Saturday, March 6, 2010
One of the most spectacular birds in flight, especially en masse, would be snow geese. Their contrasting colors of black and white in large numbers can be so exciting to see. And if one has the opportunity to take photos of these birds in flight with a bright blue sky as background is more like icing on the cake. Below I am posting a photo of these birds in flight with mountains in the background at the Bosque del Apache in New Mexico. Back in November, during the Festival of the Cranes, following a morning class my husband and I took regarding Sandhill cranes, we decided to drive around the refuge and seek out our own sights. You can click on the photos to see a larger image.
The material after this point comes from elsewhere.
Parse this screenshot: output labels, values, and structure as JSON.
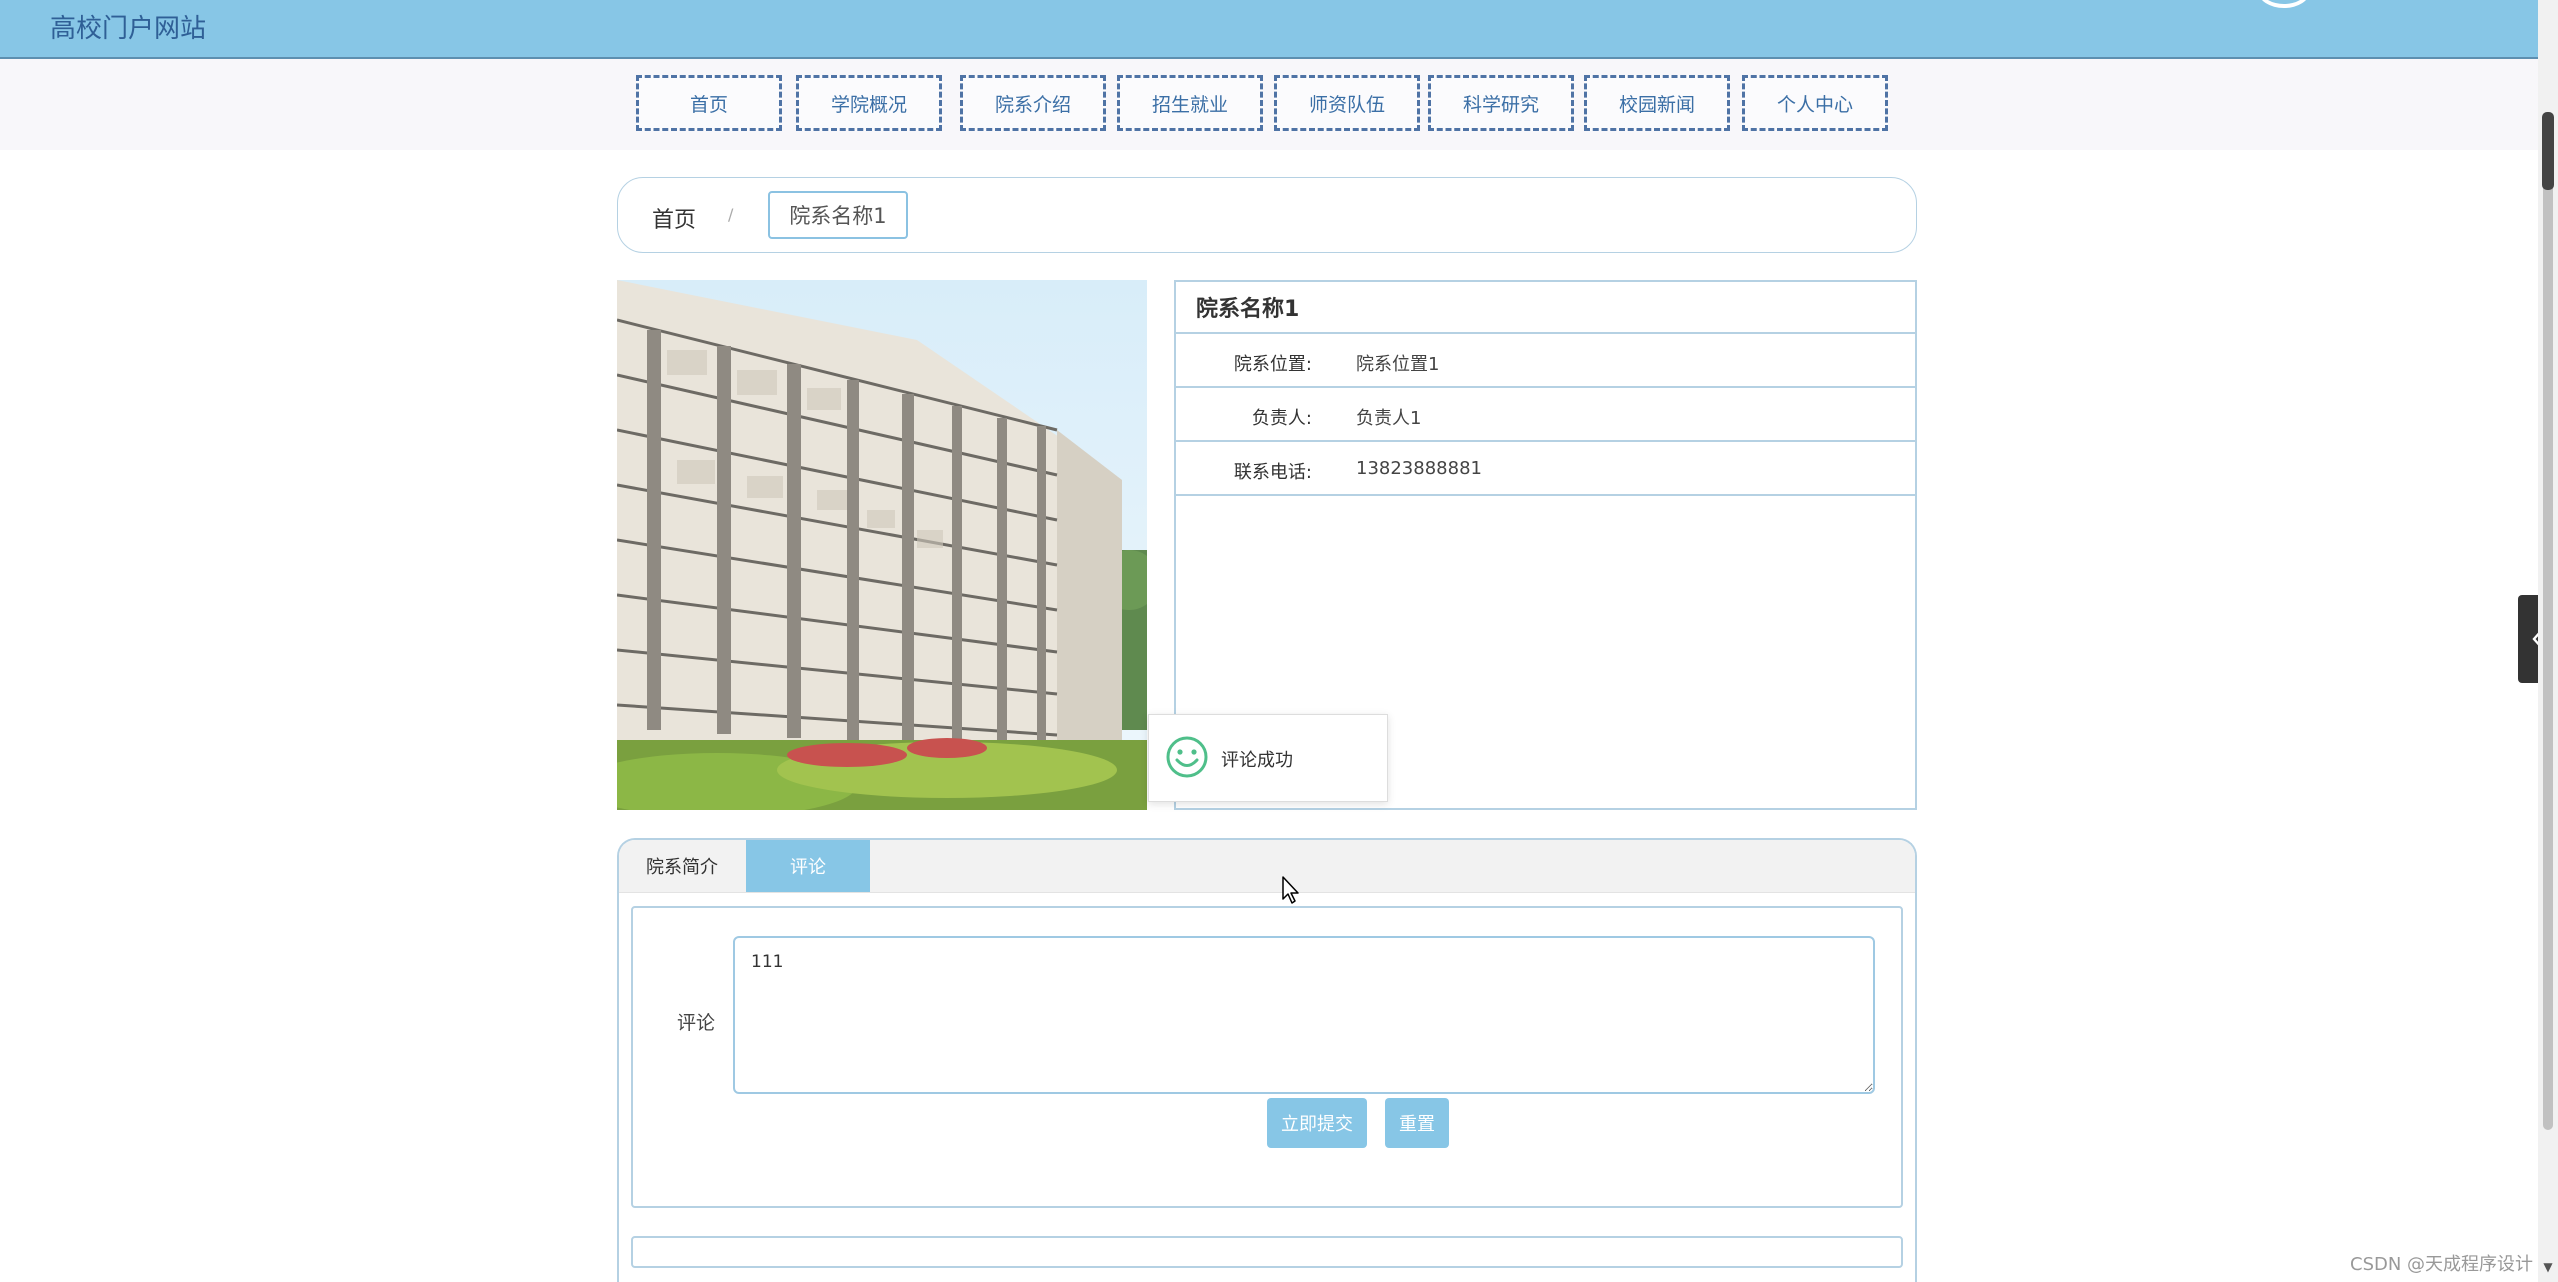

In the photo below, these all look like snow geese. The differences between snow geese and Ross' geese are slight, but if you look closely at a large flock of geese you can possibly pick them out. Besides being slightly smaller, Ross' geese have rounder heads and their beaks and necks are shorter than snow geese. Probably one of the most noticeable features are the lack of a grin patch on the Ross' beak. They also have a straighter looking beak at the base whereas the snow geese have a more curved base.
Here is another shot of snow geese, especially the ones in the foreground. I really like this image; it looks to me like a mama, papa and two youngsters.
Last year my husband and I visited one of the prairie dog colonies that the refuge has maintained. It's only been a few years that the Refuge has reintroduced this species, and we visited the colony once again in November. This particular species is known as the black-tailed prairie dog. I have provided a link in case you would like to know more about these animals. On our way to visit the colony of prairie dogs we encountered another species that I am able to add to my wildlife "life" list. And that is the javelina. I have never seen these pig/boar-like animals before, and it happened so quickly that I didn't have the opportunity to get a snapshot. We were rounding the bend in the road and there were at least 7-8 javelinas at the edge of the road. We startled them and they took off up a steep hill into the more arid area of the refuge.
We saw these cranes eating in the field while driving around the refuge. If you click on the photo to enlarge it you will be able to see that some of the cranes have their heads up, literally looking to the sky. They are calling out to other cranes while the others are busy eating. I wonder what they are "saying." :o)
And here is a male-female pair in the foreground eating in the marshy field. Don't you just love those red heads?